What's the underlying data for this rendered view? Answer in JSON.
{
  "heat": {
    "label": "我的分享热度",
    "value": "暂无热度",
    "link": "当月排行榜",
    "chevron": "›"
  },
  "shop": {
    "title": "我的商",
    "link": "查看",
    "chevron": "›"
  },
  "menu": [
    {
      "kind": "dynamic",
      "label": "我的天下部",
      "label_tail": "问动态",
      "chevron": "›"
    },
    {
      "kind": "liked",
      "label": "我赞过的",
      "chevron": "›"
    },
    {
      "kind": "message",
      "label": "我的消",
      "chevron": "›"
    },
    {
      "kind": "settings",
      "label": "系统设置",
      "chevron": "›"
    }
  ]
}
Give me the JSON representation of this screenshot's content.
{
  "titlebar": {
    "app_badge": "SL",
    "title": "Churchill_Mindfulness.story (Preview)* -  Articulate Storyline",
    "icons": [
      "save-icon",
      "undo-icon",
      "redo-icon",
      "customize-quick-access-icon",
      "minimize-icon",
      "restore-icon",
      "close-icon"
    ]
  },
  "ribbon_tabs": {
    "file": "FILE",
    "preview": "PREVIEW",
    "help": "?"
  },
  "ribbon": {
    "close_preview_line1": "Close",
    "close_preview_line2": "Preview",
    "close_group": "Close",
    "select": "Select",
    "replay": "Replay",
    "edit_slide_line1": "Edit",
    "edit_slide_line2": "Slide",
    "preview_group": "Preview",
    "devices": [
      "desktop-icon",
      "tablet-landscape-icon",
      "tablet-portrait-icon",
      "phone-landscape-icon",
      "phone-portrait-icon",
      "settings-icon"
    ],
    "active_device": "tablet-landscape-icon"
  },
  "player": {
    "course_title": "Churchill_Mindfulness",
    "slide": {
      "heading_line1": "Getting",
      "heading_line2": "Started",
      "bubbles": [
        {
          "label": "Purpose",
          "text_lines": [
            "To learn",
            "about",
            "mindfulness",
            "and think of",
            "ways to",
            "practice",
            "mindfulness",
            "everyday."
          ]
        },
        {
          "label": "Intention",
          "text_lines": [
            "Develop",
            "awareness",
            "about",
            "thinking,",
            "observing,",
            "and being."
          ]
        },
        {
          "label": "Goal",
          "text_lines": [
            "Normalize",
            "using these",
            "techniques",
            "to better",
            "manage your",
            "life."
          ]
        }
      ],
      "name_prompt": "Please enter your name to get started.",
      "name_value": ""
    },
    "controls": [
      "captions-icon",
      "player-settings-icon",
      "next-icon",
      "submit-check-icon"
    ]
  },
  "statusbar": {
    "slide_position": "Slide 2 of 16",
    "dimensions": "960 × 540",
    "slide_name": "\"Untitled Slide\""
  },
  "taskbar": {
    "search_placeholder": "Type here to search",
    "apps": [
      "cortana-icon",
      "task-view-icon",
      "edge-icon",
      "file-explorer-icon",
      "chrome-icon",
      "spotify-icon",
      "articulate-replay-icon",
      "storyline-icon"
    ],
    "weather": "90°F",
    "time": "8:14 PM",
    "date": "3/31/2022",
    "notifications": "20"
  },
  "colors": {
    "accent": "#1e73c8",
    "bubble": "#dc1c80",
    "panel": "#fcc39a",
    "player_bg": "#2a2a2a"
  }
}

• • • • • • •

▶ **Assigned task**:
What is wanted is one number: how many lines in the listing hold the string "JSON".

▶ **Completed task**:
2